### [ACTIVITY]
The data below must be returned in full and exactly.

----

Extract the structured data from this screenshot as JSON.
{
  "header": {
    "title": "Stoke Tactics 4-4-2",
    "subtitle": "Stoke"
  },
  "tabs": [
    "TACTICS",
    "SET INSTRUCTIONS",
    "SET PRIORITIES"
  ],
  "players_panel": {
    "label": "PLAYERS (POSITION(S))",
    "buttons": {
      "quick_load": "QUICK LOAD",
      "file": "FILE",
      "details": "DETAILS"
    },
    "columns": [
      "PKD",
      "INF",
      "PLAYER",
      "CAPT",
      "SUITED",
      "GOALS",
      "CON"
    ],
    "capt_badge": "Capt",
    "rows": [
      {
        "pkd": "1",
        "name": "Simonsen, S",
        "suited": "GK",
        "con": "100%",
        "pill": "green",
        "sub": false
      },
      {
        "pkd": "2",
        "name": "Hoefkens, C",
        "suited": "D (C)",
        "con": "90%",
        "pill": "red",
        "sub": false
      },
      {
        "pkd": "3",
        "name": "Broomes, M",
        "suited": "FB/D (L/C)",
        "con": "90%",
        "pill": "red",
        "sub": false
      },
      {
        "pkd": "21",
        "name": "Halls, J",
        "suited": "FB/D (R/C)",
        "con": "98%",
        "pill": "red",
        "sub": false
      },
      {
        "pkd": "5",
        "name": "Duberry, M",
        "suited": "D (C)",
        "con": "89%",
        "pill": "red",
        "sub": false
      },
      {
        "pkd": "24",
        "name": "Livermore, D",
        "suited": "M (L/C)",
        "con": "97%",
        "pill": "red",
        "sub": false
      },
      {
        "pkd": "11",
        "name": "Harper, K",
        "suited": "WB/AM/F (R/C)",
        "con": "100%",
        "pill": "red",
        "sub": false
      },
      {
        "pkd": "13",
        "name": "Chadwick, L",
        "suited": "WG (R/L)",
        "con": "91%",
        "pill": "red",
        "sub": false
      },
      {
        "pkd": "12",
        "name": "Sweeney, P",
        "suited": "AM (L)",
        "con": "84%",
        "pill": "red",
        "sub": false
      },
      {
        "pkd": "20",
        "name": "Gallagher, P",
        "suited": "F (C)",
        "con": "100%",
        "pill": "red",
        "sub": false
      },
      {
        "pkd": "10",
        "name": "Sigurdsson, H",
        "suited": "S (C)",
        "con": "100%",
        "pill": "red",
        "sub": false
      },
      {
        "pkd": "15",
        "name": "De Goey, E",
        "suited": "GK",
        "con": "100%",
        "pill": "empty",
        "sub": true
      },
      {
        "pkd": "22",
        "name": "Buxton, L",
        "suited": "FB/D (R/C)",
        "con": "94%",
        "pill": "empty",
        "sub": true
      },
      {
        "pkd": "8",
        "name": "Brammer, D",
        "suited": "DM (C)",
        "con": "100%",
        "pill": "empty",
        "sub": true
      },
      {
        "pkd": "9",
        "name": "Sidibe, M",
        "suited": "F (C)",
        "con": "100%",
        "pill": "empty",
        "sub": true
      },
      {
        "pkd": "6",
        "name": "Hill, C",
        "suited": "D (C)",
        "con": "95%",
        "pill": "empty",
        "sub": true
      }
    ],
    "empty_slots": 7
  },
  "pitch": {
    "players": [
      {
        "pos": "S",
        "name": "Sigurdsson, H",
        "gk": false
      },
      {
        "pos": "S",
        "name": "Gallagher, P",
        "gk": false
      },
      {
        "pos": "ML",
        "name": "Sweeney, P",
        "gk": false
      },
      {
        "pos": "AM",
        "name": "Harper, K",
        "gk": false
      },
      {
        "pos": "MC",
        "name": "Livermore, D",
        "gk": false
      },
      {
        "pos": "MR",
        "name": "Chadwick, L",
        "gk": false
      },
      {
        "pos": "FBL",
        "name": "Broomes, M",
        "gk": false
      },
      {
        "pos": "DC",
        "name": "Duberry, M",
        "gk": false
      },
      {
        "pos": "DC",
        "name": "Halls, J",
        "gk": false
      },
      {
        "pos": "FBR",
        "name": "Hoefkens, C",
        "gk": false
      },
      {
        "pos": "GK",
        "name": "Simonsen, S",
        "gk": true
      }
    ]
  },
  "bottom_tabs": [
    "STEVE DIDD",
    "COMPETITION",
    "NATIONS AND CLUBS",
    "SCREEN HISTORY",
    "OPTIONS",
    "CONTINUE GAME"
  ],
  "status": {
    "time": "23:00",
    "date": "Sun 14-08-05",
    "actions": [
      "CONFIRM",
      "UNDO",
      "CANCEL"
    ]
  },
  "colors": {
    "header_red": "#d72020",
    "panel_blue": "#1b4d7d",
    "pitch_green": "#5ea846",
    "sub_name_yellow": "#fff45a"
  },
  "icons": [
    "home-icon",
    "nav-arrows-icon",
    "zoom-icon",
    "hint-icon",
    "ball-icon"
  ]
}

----

### [SOLVED PROBLEM]
Extract the structured data from this screenshot as JSON.
{
  "header": {
    "title": "Stoke Tactics 4-4-2",
    "subtitle": "Stoke"
  },
  "tabs": [
    "TACTICS",
    "SET INSTRUCTIONS",
    "SET PRIORITIES"
  ],
  "players_panel": {
    "label": "PLAYERS (POSITION(S))",
    "buttons": {
      "quick_load": "QUICK LOAD",
      "file": "FILE",
      "details": "DETAILS"
    },
    "columns": [
      "PKD",
      "INF",
      "PLAYER",
      "CAPT",
      "SUITED",
      "GOALS",
      "CON"
    ],
    "capt_badge": "Capt",
    "rows": [
      {
        "pkd": "1",
        "name": "Simonsen, S",
        "suited": "GK",
        "con": "100%",
        "pill": "green",
        "sub": false
      },
      {
        "pkd": "2",
        "name": "Hoefkens, C",
        "suited": "D (C)",
        "con": "90%",
        "pill": "red",
        "sub": false
      },
      {
        "pkd": "3",
        "name": "Broomes, M",
        "suited": "FB/D (L/C)",
        "con": "90%",
        "pill": "red",
        "sub": false
      },
      {
        "pkd": "21",
        "name": "Halls, J",
        "suited": "FB/D (R/C)",
        "con": "98%",
        "pill": "red",
        "sub": false
      },
      {
        "pkd": "5",
        "name": "Duberry, M",
        "suited": "D (C)",
        "con": "89%",
        "pill": "red",
        "sub": false
      },
      {
        "pkd": "24",
        "name": "Livermore, D",
        "suited": "M (L/C)",
        "con": "97%",
        "pill": "red",
        "sub": false
      },
      {
        "pkd": "11",
        "name": "Harper, K",
        "suited": "WB/AM/F (R/C)",
        "con": "100%",
        "pill": "red",
        "sub": false
      },
      {
        "pkd": "13",
        "name": "Chadwick, L",
        "suited": "WG (R/L)",
        "con": "91%",
        "pill": "red",
        "sub": false
      },
      {
        "pkd": "12",
        "name": "Sweeney, P",
        "suited": "AM (L)",
        "con": "84%",
        "pill": "red",
        "sub": false
      },
      {
        "pkd": "20",
        "name": "Gallagher, P",
        "suited": "F (C)",
        "con": "100%",
        "pill": "red",
        "sub": false
      },
      {
        "pkd": "10",
        "name": "Sigurdsson, H",
        "suited": "S (C)",
        "con": "100%",
        "pill": "red",
        "sub": false
      },
      {
        "pkd": "15",
        "name": "De Goey, E",
        "suited": "GK",
        "con": "100%",
        "pill": "empty",
        "sub": true
      },
      {
        "pkd": "22",
        "name": "Buxton, L",
        "suited": "FB/D (R/C)",
        "con": "94%",
        "pill": "empty",
        "sub": true
      },
      {
        "pkd": "8",
        "name": "Brammer, D",
        "suited": "DM (C)",
        "con": "100%",
        "pill": "empty",
        "sub": true
      },
      {
        "pkd": "9",
        "name": "Sidibe, M",
        "suited": "F (C)",
        "con": "100%",
        "pill": "empty",
        "sub": true
      },
      {
        "pkd": "6",
        "name": "Hill, C",
        "suited": "D (C)",
        "con": "95%",
        "pill": "empty",
        "sub": true
      }
    ],
    "empty_slots": 7
  },
  "pitch": {
    "players": [
      {
        "pos": "S",
        "name": "Sigurdsson, H",
        "gk": false
      },
      {
        "pos": "S",
        "name": "Gallagher, P",
        "gk": false
      },
      {
        "pos": "ML",
        "name": "Sweeney, P",
        "gk": false
      },
      {
        "pos": "AM",
        "name": "Harper, K",
        "gk": false
      },
      {
        "pos": "MC",
        "name": "Livermore, D",
        "gk": false
      },
      {
        "pos": "MR",
        "name": "Chadwick, L",
        "gk": false
      },
      {
        "pos": "FBL",
        "name": "Broomes, M",
        "gk": false
      },
      {
        "pos": "DC",
        "name": "Duberry, M",
        "gk": false
      },
      {
        "pos": "DC",
        "name": "Halls, J",
        "gk": false
      },
      {
        "pos": "FBR",
        "name": "Hoefkens, C",
        "gk": false
      },
      {
        "pos": "GK",
        "name": "Simonsen, S",
        "gk": true
      }
    ]
  },
  "bottom_tabs": [
    "STEVE DIDD",
    "COMPETITION",
    "NATIONS AND CLUBS",
    "SCREEN HISTORY",
    "OPTIONS",
    "CONTINUE GAME"
  ],
  "status": {
    "time": "23:00",
    "date": "Sun 14-08-05",
    "actions": [
      "CONFIRM",
      "UNDO",
      "CANCEL"
    ]
  },
  "colors": {
    "header_red": "#d72020",
    "panel_blue": "#1b4d7d",
    "pitch_green": "#5ea846",
    "sub_name_yellow": "#fff45a"
  },
  "icons": [
    "home-icon",
    "nav-arrows-icon",
    "zoom-icon",
    "hint-icon",
    "ball-icon"
  ]
}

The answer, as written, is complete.